(adsbygoogle = window.adsbygoogle || []).push({}); Problem

Determine the differential and total cross sections for scattering from a "hard

sphere" of radius R ("hard" means impenetrable).

Relevant Formulae

[tex]\sigma (\Omega) d \Omega = \frac{number \ of \ particles \ scattered \ into \ solid \ angle \ per \ unit \ time}{incident \ intensity}[/tex],cross section of scattering

[tex]d \Omega = 2 \pi sin \Theta d \Theta[/tex],solid angle, with [tex]\Theta[/tex] as the scattering angle

[tex]s = \frac{l}{\sqrt{2mE}}[/tex],for impact parameters "s" and angular momentum "l"

[tex]\sigma (\Theta) = \frac{s}{sin \Theta} \vert \frac{ds}{d \Theta} \vert[/tex],differential cross section

[tex]\sigma_{T} = \int \sigma(\Omega)d\Omega = 2 \pi \int \sigma (\Theta) sin \Theta d\Theta[/tex],total scattering cross section

Attempt at Solution

Presumable, I need to find an equation between the impact parameter s and the scattering angle. From there I can answer both questions.

Perhaps if I found the equation of an orbit with eccentricity, and then substituted the angular momentum expression above in, I could arrive at such an expression. (This is what the author of our text did for the Coulomb potential.)

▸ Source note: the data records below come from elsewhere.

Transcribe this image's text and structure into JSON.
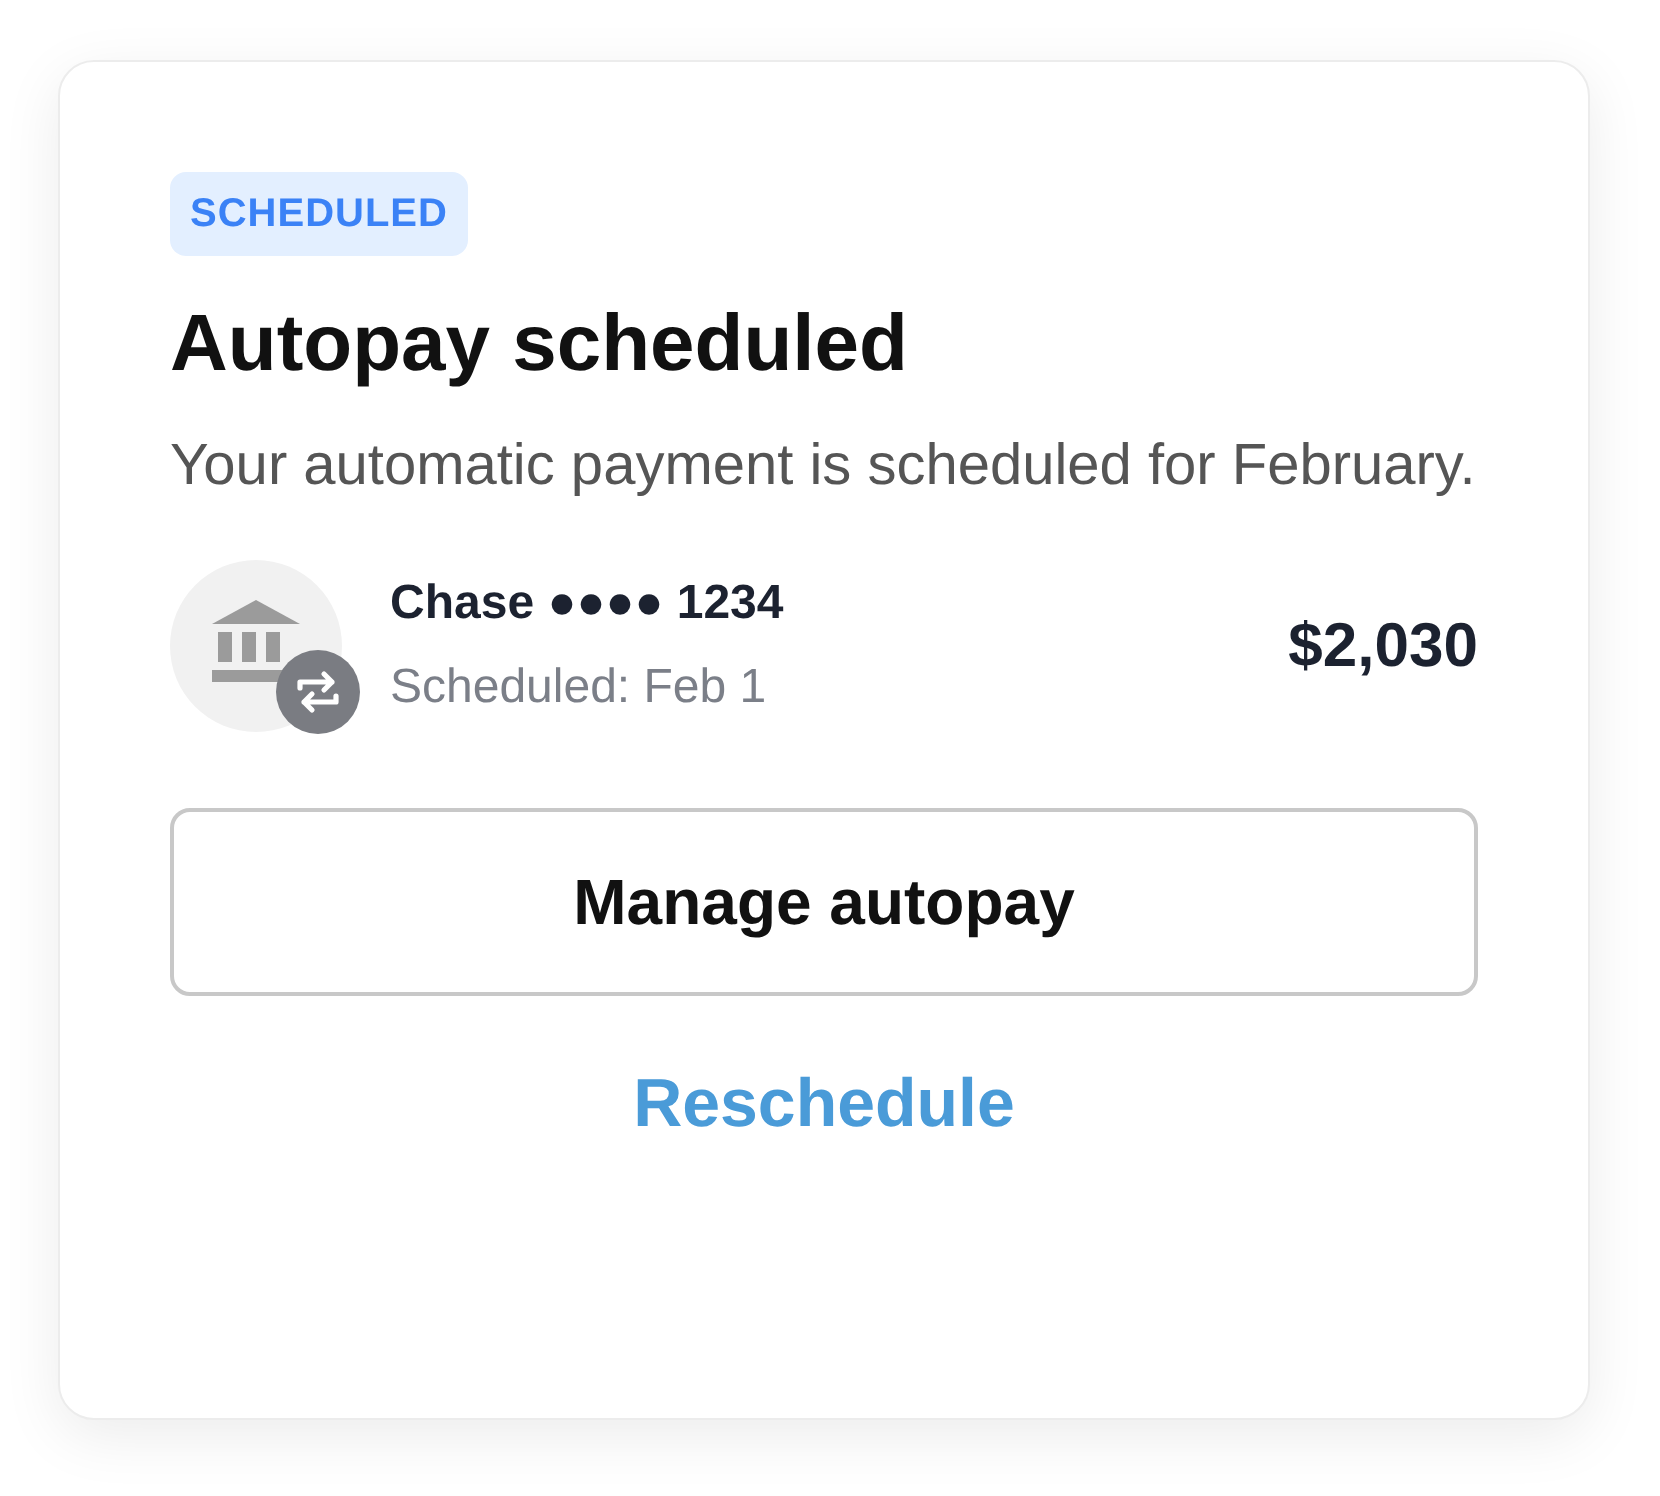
{
  "status_badge": "SCHEDULED",
  "title": "Autopay scheduled",
  "description": "Your automatic payment is scheduled for February.",
  "payment": {
    "account": "Chase ●●●● 1234",
    "schedule": "Scheduled: Feb 1",
    "amount": "$2,030"
  },
  "buttons": [
    {
      "kind": "outline",
      "label": "Manage autopay"
    },
    {
      "kind": "link",
      "label": "Reschedule"
    }
  ]
}
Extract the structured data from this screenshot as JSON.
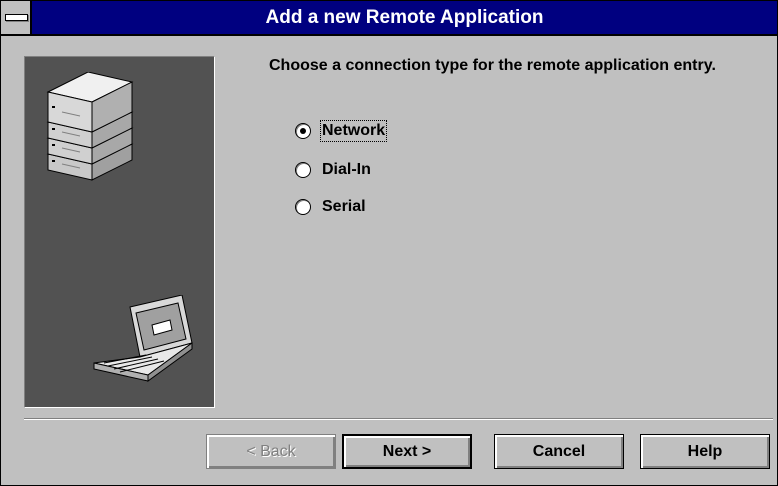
{
  "window": {
    "title": "Add a new Remote Application"
  },
  "prompt": "Choose a connection type for the remote application entry.",
  "options": [
    {
      "label": "Network",
      "selected": true
    },
    {
      "label": "Dial-In",
      "selected": false
    },
    {
      "label": "Serial",
      "selected": false
    }
  ],
  "buttons": {
    "back": "< Back",
    "next": "Next >",
    "cancel": "Cancel",
    "help": "Help"
  },
  "colors": {
    "titlebar": "#000080",
    "panel": "#525252",
    "face": "#c0c0c0"
  }
}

As far as I can see, the potential for a hard sphere is

[tex]V(r) = \left\{ \begin{array}{rcl} \infty & \mbox{for} & |r|<R \\ 0 & \mbox{for} & |r|>R \end{array}\right[/tex]

But I don't see how I can derive an orbit equation, as this isn't a potential that allows for orbits!

I think I need some expression relating the above potential V with angular momentum l, so that I can substitute in the expression for s, and work from there.

Any thoughts?

**Physics Forums | Science Articles, Homework Help, Discussion**

Join Physics Forums Today!

The friendliest, high quality science and math community on the planet! Everyone who loves science is here!

The friendliest, high quality science and math community on the planet! Everyone who loves science is here!

# Homework Help: Differential Cross Section for scattering by Hard Sphere

**Physics Forums | Science Articles, Homework Help, Discussion**